Students Reflect on Their Decision to Attend the College in the Woods
One writer explores his decisions to choose Dartmouth and discusses this with students from each year.
Do you remember the moments leading up to when you opened a long-awaited college acceptance letter? Perhaps your heart beat fast enough to jump out of your chest and your family and friends shared words of affirmation. Maybe you then took a deep breath, gathered up your confidence and finally clicked the “open decision” button on the computer screen.
The moment I opened my Dartmouth decision came at a red light on a busy beach road in Hawaii, and my impatient and chaotic family begged me to open it right away. When the light turned green, my dad refused to continue driving until I opened the letter, and all I could hear was my siblings shrieking in excitement amidst the loud blaring of car horns. From the moment I saw “Congratulations” pop up on my screen, there was no real choice I had to make: Getting accepted to Dartmouth was a dream come true, and I was ready to spend my next four years at the College in the woods.
On March 30, Dartmouth released regular decision acceptances, rounding out the Class of 2027. As a new generation of prospective Dartmouth students weighs the pros and cons of choosing to come to Dartmouth, I asked students from various class years to reflect back on their own decision to spend the next four years here.
Michelle Sun ’23 said that when she made the decision to attend Dartmouth she was “excited but a little nervous” to make the journey from her home in California to New Hampshire. However, Sun said she felt at the time that there was no better place for her to learn, and now, four years later, she recognizes that her instincts were right.
“I have grown and learned a lot about myself here,” Sun said. “I have been exposed to so many different opportunities — like an FSP and internship in France — that I have been able to delve deeper into things I never dreamed were possible of doing in four years. Dartmouth has pushed me towards becoming a better person.”

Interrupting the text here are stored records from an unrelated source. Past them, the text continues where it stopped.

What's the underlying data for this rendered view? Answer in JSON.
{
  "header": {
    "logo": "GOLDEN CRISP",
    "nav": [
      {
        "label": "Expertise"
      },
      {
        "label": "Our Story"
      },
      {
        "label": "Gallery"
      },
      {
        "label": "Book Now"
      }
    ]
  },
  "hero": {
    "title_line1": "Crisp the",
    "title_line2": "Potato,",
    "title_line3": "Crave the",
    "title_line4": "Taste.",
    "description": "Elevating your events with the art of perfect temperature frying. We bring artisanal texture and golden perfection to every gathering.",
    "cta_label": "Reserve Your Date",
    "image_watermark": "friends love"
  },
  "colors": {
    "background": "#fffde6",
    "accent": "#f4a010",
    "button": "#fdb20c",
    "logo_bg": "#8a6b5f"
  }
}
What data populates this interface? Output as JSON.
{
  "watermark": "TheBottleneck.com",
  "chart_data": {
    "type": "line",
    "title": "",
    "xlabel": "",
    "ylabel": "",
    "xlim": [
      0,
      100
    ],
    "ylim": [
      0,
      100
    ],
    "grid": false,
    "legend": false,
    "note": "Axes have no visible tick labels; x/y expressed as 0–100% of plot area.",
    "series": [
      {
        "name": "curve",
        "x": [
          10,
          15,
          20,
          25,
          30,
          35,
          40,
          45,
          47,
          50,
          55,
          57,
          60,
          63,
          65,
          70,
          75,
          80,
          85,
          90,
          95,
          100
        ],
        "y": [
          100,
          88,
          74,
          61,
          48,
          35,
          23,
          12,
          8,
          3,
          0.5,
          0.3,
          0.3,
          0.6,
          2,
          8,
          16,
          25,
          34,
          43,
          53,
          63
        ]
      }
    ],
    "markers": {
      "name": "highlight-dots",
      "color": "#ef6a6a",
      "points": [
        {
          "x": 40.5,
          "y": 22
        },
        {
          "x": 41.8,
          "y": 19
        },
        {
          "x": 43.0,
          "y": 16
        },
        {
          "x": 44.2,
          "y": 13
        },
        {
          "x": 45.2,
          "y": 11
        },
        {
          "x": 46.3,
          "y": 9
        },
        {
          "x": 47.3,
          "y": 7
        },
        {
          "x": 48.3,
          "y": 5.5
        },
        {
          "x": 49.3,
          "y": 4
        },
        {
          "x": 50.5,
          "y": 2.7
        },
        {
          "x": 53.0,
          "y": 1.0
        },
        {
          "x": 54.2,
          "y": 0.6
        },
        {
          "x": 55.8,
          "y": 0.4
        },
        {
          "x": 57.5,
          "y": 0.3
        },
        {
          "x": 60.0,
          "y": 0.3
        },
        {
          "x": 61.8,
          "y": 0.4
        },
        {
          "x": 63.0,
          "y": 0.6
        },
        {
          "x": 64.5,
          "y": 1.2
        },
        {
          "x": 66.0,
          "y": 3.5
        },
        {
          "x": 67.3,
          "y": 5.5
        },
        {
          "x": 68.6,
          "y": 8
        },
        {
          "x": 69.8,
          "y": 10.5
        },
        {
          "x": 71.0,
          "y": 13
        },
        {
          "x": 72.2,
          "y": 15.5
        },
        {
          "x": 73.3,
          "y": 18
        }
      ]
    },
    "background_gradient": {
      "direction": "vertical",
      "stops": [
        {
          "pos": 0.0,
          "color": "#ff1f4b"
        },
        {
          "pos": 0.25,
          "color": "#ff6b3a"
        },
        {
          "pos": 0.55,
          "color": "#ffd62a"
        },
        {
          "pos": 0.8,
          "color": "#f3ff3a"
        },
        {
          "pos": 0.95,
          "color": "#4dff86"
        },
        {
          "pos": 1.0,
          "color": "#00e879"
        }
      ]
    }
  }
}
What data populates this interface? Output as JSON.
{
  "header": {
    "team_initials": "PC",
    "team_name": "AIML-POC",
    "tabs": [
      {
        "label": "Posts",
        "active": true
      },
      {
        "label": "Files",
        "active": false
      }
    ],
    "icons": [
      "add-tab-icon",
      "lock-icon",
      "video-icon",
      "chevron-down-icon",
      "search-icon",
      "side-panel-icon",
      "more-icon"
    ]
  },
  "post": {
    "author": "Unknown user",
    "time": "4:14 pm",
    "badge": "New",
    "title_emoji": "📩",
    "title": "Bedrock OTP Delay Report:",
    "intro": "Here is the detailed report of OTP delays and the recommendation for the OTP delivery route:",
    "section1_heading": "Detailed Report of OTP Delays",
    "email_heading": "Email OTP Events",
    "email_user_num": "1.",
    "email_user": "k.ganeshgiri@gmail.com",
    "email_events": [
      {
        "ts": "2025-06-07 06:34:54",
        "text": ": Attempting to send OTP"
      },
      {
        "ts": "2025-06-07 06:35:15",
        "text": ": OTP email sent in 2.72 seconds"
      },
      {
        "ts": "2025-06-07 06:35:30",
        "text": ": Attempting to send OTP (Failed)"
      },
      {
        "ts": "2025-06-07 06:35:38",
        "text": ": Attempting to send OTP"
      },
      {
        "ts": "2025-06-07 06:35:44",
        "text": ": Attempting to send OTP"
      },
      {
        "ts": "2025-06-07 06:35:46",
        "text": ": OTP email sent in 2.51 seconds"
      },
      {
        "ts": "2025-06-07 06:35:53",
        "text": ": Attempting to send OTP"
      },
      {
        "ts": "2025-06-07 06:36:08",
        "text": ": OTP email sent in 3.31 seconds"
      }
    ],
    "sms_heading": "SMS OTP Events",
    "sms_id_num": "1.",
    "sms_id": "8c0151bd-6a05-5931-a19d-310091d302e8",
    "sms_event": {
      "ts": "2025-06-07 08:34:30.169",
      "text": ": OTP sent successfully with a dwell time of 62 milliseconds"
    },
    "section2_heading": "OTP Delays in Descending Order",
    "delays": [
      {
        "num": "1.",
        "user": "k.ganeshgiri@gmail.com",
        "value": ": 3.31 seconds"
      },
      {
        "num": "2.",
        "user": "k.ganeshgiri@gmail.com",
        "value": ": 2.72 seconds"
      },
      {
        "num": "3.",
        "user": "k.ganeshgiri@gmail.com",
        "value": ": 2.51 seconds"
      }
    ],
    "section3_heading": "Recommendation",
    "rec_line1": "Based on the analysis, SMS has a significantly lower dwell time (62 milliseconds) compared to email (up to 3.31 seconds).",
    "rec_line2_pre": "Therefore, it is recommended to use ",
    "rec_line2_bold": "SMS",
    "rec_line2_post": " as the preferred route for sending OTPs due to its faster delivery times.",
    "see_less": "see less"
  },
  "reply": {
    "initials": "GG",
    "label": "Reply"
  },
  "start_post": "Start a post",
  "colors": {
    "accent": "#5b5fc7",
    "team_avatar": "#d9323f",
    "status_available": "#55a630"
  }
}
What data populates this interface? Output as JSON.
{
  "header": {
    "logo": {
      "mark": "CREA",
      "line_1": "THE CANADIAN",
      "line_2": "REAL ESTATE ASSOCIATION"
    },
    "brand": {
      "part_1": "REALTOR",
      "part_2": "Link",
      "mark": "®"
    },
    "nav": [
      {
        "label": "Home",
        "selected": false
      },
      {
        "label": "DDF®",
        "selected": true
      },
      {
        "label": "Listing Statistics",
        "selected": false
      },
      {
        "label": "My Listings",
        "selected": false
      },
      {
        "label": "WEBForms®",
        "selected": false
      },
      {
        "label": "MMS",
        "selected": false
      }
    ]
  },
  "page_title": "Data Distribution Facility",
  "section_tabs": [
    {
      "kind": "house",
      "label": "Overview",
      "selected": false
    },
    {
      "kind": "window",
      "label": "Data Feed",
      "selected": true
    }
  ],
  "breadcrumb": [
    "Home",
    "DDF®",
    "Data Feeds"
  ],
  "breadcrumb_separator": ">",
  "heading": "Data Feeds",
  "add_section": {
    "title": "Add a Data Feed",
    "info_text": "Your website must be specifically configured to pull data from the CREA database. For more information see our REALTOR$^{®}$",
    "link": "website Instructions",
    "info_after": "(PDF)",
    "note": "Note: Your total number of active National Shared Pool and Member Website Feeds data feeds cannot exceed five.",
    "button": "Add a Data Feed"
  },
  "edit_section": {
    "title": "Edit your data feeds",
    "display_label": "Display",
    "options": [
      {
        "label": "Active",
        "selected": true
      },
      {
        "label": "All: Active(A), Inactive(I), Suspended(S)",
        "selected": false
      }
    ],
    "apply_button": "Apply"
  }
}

Sun said she continued to meet new friends as late as her senior fall, adding that she has relationships with people “from a lot of different organizations” through her varied Dartmouth experiences.
Though I’ve only been at Dartmouth for less than a year, I have already found what Sun calls “a powerful sense of community, and a place where we invest in each other,” in groups such as the Dartmouth EMS, Outdoor Leadership Experience, and the Mirror section of The Dartmouth.
For Jivan Achar ’25 said he found community through what he describes as his “inclusive family” within his fraternity and his housing community, South House.
Rem Katyal ’24 said one thing he appreciates about Dartmouth that sets it apart from other universities is the D Plan, adding that the flexibility of the D Plan allowed him to find a government program internship at the Department of Justice in Washington, D.C. this summer.
Alongside the perks of the D Plan, Katyal, a government major, says he is looking forward to writing a thesis his senior year.
Following my conversations with various students, I feel more confident that my years at Dartmouth will be exactly what is best for me. I initially worried that my next three years would be set in stone, as I intend to pursue a STEM major and the pre-med track. However, the reality of Dartmouth quickly changed that perception.
Though I am still learning how to balance everything that comes with being a Dartmouth student, I am sure that this community has made me a better, more mature version of myself. I have not regretted my decision to come to The Woods for a minute.